Monika Alston-Miller is an advocate for women and families. Alston-Miller has taught at the University of Central Arkansas since 2008 in the Department of Communication, but her range of social and community service spreads much further than UCA’s campus.
Alston-Miller is the first individual in UCA history to receive both the Teaching Excellence Award and the Public Service Award in the same year. She was recognized at the 62nd annual UCA Service Awards Ceremony, which is held at the end of each academic year to honor and recognize faculty and staff.
Alston-Miller is a board member for the City of Hope Outreach Academy, Conway Cradle Care and the Arkansas Breastfeeding Coalition. She also served as interim president and president of the Faulkner County Graduate Chapter of Sigma Gamma Rho Sorority, Inc. In addition to her public service, Alston-Miller is a social media advocate for prenatal, infant and postpartum support groups, and she is also a grant writer for the Eunice Kennedy Shriver National Institute of Child Health and Human Development, an organization committed to reducing infant mortality in the African-American community.
When asked what service means to her, Alston-Miller didn’t hesitate to answer. “Service is helping people constantly. It’s not me coming in, trying to fix a problem and going back to my house,” she said. “You have to know the people you want to help and maintain a constant dialogue. You need to ask, ‘What can we do to help you, and how can we be a part of your lives?’ Let people know that we’re here and we aren’t going anywhere.”
Growing up, Alston-Miller was very interested in helping her fellow woman. “I was a candy striper, and I liked being in that environment where I could help people. I was worried I would just be getting coffee, but they always gave me something to do where I could help people,” Alston-Miller said. “I also took a Safe Sitter’s class, so I learned how to help and protect babies at an early age.”

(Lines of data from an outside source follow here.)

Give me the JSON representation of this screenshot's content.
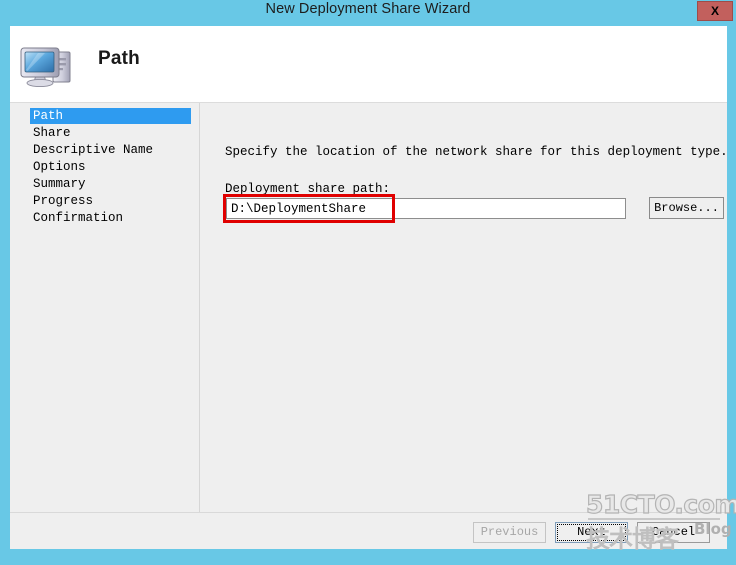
{
  "window": {
    "title": "New Deployment Share Wizard",
    "close_label": "X",
    "frame_color": "#68c8e6",
    "close_button_color": "#c2605d"
  },
  "header": {
    "page_title": "Path",
    "icon": "computer-icon"
  },
  "sidebar": {
    "items": [
      {
        "label": "Path",
        "selected": true
      },
      {
        "label": "Share",
        "selected": false
      },
      {
        "label": "Descriptive Name",
        "selected": false
      },
      {
        "label": "Options",
        "selected": false
      },
      {
        "label": "Summary",
        "selected": false
      },
      {
        "label": "Progress",
        "selected": false
      },
      {
        "label": "Confirmation",
        "selected": false
      }
    ],
    "selected_color": "#2e9bf0"
  },
  "content": {
    "instruction": "Specify the location of the network share for this deployment type.",
    "field_label": "Deployment share path:",
    "path_value": "D:\\DeploymentShare",
    "path_placeholder": "",
    "browse_label": "Browse...",
    "highlight_color": "#e00000"
  },
  "footer": {
    "previous_label": "Previous",
    "previous_disabled": true,
    "next_label": "Next",
    "next_focused": true,
    "cancel_label": "Cancel"
  },
  "watermark": {
    "top_text": "51CTO.com",
    "chinese_text": "技术博客",
    "blog_text": "Blog"
  }
}
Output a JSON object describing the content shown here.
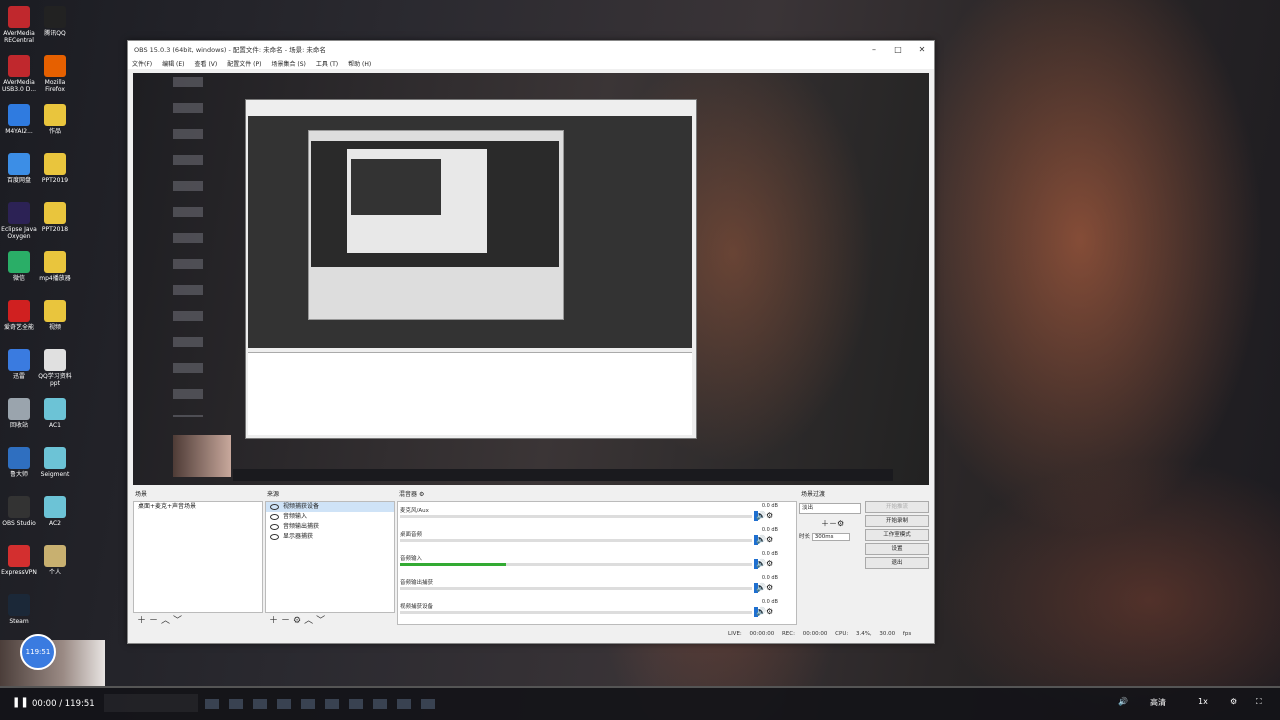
{
  "desktop_icons": [
    {
      "label": "AVerMedia RECentral",
      "color": "#c0282d"
    },
    {
      "label": "腾讯QQ",
      "color": "#222"
    },
    {
      "label": "AVerMedia USB3.0 D...",
      "color": "#c0282d"
    },
    {
      "label": "Mozilla Firefox",
      "color": "#e66000"
    },
    {
      "label": "M4YAI2...",
      "color": "#2f7be0"
    },
    {
      "label": "作品",
      "color": "#e9c53d"
    },
    {
      "label": "百度网盘",
      "color": "#3c8ee6"
    },
    {
      "label": "PPT2019",
      "color": "#e9c53d"
    },
    {
      "label": "Eclipse Java Oxygen",
      "color": "#2c2255"
    },
    {
      "label": "PPT2018",
      "color": "#e9c53d"
    },
    {
      "label": "微信",
      "color": "#2aae67"
    },
    {
      "label": "mp4播放器",
      "color": "#e9c53d"
    },
    {
      "label": "爱奇艺全能",
      "color": "#d02020"
    },
    {
      "label": "视频",
      "color": "#e9c53d"
    },
    {
      "label": "迅雷",
      "color": "#3a7be0"
    },
    {
      "label": "QQ学习资料ppt",
      "color": "#e0e0e0"
    },
    {
      "label": "回收站",
      "color": "#9aa4ad"
    },
    {
      "label": "AC1",
      "color": "#6cc3d6"
    },
    {
      "label": "鲁大师",
      "color": "#2f6fc0"
    },
    {
      "label": "Seigment",
      "color": "#6cc3d6"
    },
    {
      "label": "OBS Studio",
      "color": "#333"
    },
    {
      "label": "AC2",
      "color": "#6cc3d6"
    },
    {
      "label": "ExpressVPN",
      "color": "#d32f2f"
    },
    {
      "label": "个人",
      "color": "#c8b070"
    },
    {
      "label": "Steam",
      "color": "#1b2838"
    }
  ],
  "obs": {
    "title": "OBS 15.0.3 (64bit, windows) - 配置文件: 未命名 - 场景: 未命名",
    "menu": [
      "文件(F)",
      "编辑 (E)",
      "查看 (V)",
      "配置文件 (P)",
      "场景集合 (S)",
      "工具 (T)",
      "帮助 (H)"
    ],
    "scenes": {
      "header": "场景",
      "items": [
        "桌面+麦克+声音场景"
      ]
    },
    "sources": {
      "header": "来源",
      "items": [
        "视频捕获设备",
        "音频输入",
        "音频输出捕获",
        "显示器捕获"
      ]
    },
    "mixer": {
      "header": "混音器",
      "rows": [
        {
          "label": "麦克风/Aux",
          "db": "0.0 dB",
          "level": 0
        },
        {
          "label": "桌面音频",
          "db": "0.0 dB",
          "level": 0
        },
        {
          "label": "音频输入",
          "db": "0.0 dB",
          "level": 0.3
        },
        {
          "label": "音频输出捕获",
          "db": "0.0 dB",
          "level": 0
        },
        {
          "label": "视频捕获设备",
          "db": "0.0 dB",
          "level": 0
        }
      ]
    },
    "transitions": {
      "header": "场景过渡",
      "selected": "淡出",
      "duration_label": "时长",
      "duration": "300ms"
    },
    "controls": [
      "开始推流",
      "开始录制",
      "工作室模式",
      "设置",
      "退出"
    ],
    "status": "LIVE: 00:00:00   REC: 00:00:00   CPU: 3.4%, 30.00 fps"
  },
  "player": {
    "time": "00:00 / 119:51",
    "timer_badge": "119:51",
    "progress": 0,
    "quality": "高清",
    "speed": "1x"
  }
}
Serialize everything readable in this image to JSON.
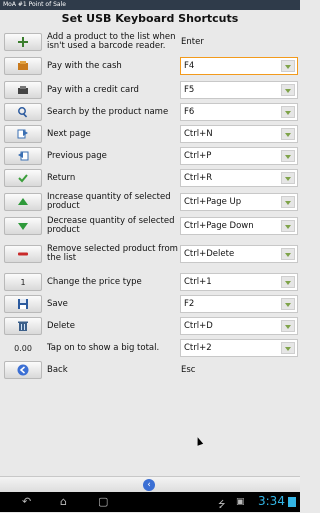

Alston-Miller also volunteered at a rape crisis center before college, which led her to continue to volunteer with an organization called Stealing Home once she started college at the University of Richmond, where she helped victims of sexual assault and taught others how to do the same. “It was life changing for me,” Alston-Miller said. “This was about how to seek proper consent, how to communicate that and help victims of sexual assault.”
Even if she weren’t a professor, Alston-Miller said she would still have the desire for a service outlet. “I’m fortunate to have a job with service built into it. I have a passion for this,” Alston-Miller said. “To me, service is also sitting in my office and mentoring students. I have formal advisees, but I also have informal advisees. We keep pretty busy in the service arena around here, which makes me happy.”